[What the task requires]:
Would you output the following records verbatim and skip the images in them?

[Supplied information Boundary: Start]

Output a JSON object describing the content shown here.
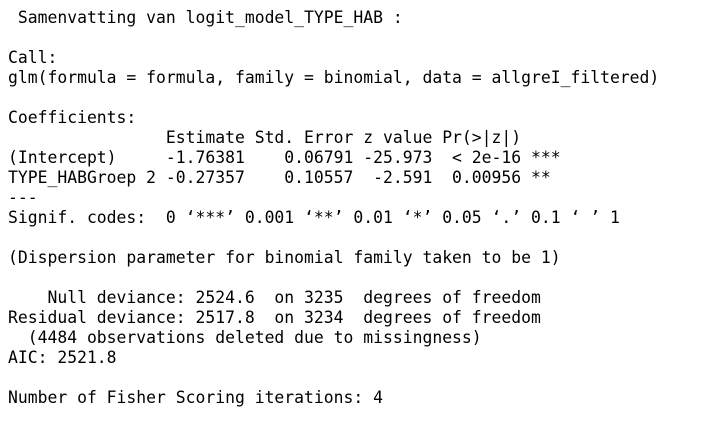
{
  "console": {
    "lines": [
      " Samenvatting van logit_model_TYPE_HAB :",
      "",
      "Call:",
      "glm(formula = formula, family = binomial, data = allgreI_filtered)",
      "",
      "Coefficients:",
      "                Estimate Std. Error z value Pr(>|z|)    ",
      "(Intercept)     -1.76381    0.06791 -25.973  < 2e-16 ***",
      "TYPE_HABGroep 2 -0.27357    0.10557  -2.591  0.00956 ** ",
      "---",
      "Signif. codes:  0 ‘***’ 0.001 ‘**’ 0.01 ‘*’ 0.05 ‘.’ 0.1 ‘ ’ 1",
      "",
      "(Dispersion parameter for binomial family taken to be 1)",
      "",
      "    Null deviance: 2524.6  on 3235  degrees of freedom",
      "Residual deviance: 2517.8  on 3234  degrees of freedom",
      "  (4484 observations deleted due to missingness)",
      "AIC: 2521.8",
      "",
      "Number of Fisher Scoring iterations: 4"
    ]
  }
}
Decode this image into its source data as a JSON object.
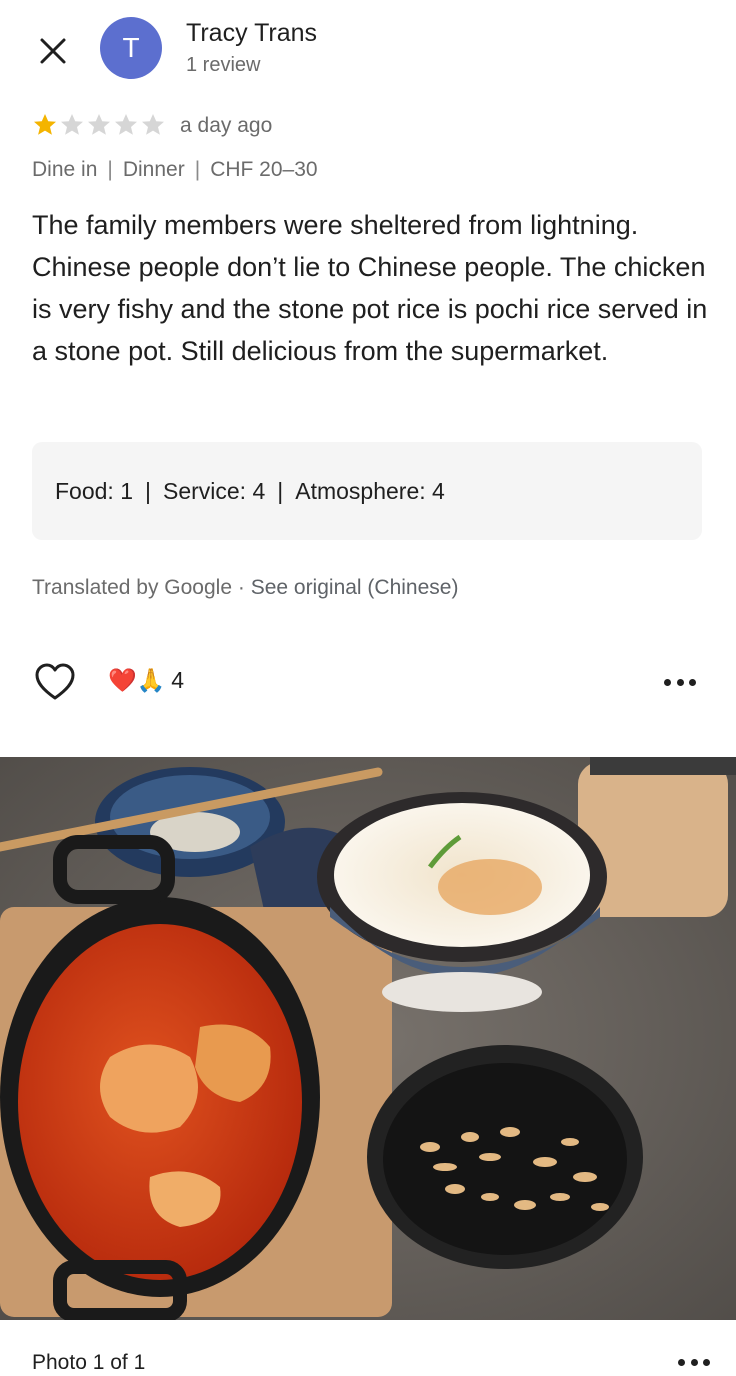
{
  "header": {
    "author_name": "Tracy Trans",
    "avatar_letter": "T",
    "review_count": "1 review"
  },
  "review": {
    "rating": 1,
    "rating_max": 5,
    "time_ago": "a day ago",
    "meta": [
      "Dine in",
      "Dinner",
      "CHF 20–30"
    ],
    "meta_separator": "|",
    "text": "The family members were sheltered from lightning. Chinese people don’t lie to Chinese people. The chicken is very fishy and the stone pot rice is pochi rice served in a stone pot. Still delicious from the supermarket.",
    "ratings": {
      "food": "Food: 1",
      "service": "Service: 4",
      "atmosphere": "Atmosphere: 4",
      "separator": "|"
    },
    "translation": {
      "by": "Translated by Google",
      "dot": " · ",
      "see_original": "See original (Chinese)"
    }
  },
  "actions": {
    "like_icon": "heart-outline-icon",
    "reaction_emojis": "❤️🙏",
    "reaction_count": "4",
    "more_icon": "more-horizontal-icon"
  },
  "photo": {
    "caption": "Photo 1 of 1",
    "more_icon": "more-horizontal-icon"
  },
  "colors": {
    "avatar": "#5c6fcf",
    "star_filled": "#f4b400",
    "star_empty": "#d6d6d6",
    "secondary_text": "#6b6b6b",
    "ratings_box": "#f5f5f5"
  }
}
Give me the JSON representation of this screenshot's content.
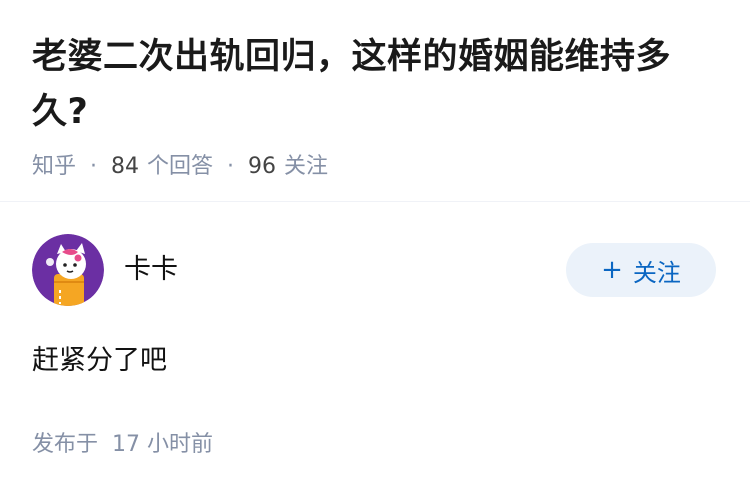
{
  "question": {
    "title": "老婆二次出轨回归，这样的婚姻能维持多久?",
    "source": "知乎",
    "answers_count": "84",
    "answers_label": "个回答",
    "followers_count": "96",
    "followers_label": "关注"
  },
  "answer": {
    "author_name": "卡卡",
    "avatar_icon": "cartoon-character-avatar-icon",
    "follow_label": "关注",
    "follow_icon": "plus-icon",
    "content": "赶紧分了吧",
    "time_prefix": "发布于",
    "time_value": "17 小时前"
  },
  "colors": {
    "accent": "#0a66c2",
    "follow_bg": "#ebf2fa",
    "muted_text": "#8590a6",
    "avatar_bg": "#6b2fa3"
  }
}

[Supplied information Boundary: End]

[Your response]:
Output a JSON object describing the content shown here.
{
  "console": {
    "lines": [
      " Samenvatting van logit_model_TYPE_HAB :",
      "",
      "Call:",
      "glm(formula = formula, family = binomial, data = allgreI_filtered)",
      "",
      "Coefficients:",
      "                Estimate Std. Error z value Pr(>|z|)    ",
      "(Intercept)     -1.76381    0.06791 -25.973  < 2e-16 ***",
      "TYPE_HABGroep 2 -0.27357    0.10557  -2.591  0.00956 ** ",
      "---",
      "Signif. codes:  0 ‘***’ 0.001 ‘**’ 0.01 ‘*’ 0.05 ‘.’ 0.1 ‘ ’ 1",
      "",
      "(Dispersion parameter for binomial family taken to be 1)",
      "",
      "    Null deviance: 2524.6  on 3235  degrees of freedom",
      "Residual deviance: 2517.8  on 3234  degrees of freedom",
      "  (4484 observations deleted due to missingness)",
      "AIC: 2521.8",
      "",
      "Number of Fisher Scoring iterations: 4"
    ]
  }
}
Decode this image into its source data as a JSON object.
{
  "header": {
    "author_name": "Tracy Trans",
    "avatar_letter": "T",
    "review_count": "1 review"
  },
  "review": {
    "rating": 1,
    "rating_max": 5,
    "time_ago": "a day ago",
    "meta": [
      "Dine in",
      "Dinner",
      "CHF 20–30"
    ],
    "meta_separator": "|",
    "text": "The family members were sheltered from lightning. Chinese people don’t lie to Chinese people. The chicken is very fishy and the stone pot rice is pochi rice served in a stone pot. Still delicious from the supermarket.",
    "ratings": {
      "food": "Food: 1",
      "service": "Service: 4",
      "atmosphere": "Atmosphere: 4",
      "separator": "|"
    },
    "translation": {
      "by": "Translated by Google",
      "dot": " · ",
      "see_original": "See original (Chinese)"
    }
  },
  "actions": {
    "like_icon": "heart-outline-icon",
    "reaction_emojis": "❤️🙏",
    "reaction_count": "4",
    "more_icon": "more-horizontal-icon"
  },
  "photo": {
    "caption": "Photo 1 of 1",
    "more_icon": "more-horizontal-icon"
  },
  "colors": {
    "avatar": "#5c6fcf",
    "star_filled": "#f4b400",
    "star_empty": "#d6d6d6",
    "secondary_text": "#6b6b6b",
    "ratings_box": "#f5f5f5"
  }
}
Give me the JSON representation of this screenshot's content.
{
  "question": {
    "title": "老婆二次出轨回归，这样的婚姻能维持多久?",
    "source": "知乎",
    "answers_count": "84",
    "answers_label": "个回答",
    "followers_count": "96",
    "followers_label": "关注"
  },
  "answer": {
    "author_name": "卡卡",
    "avatar_icon": "cartoon-character-avatar-icon",
    "follow_label": "关注",
    "follow_icon": "plus-icon",
    "content": "赶紧分了吧",
    "time_prefix": "发布于",
    "time_value": "17 小时前"
  },
  "colors": {
    "accent": "#0a66c2",
    "follow_bg": "#ebf2fa",
    "muted_text": "#8590a6",
    "avatar_bg": "#6b2fa3"
  }
}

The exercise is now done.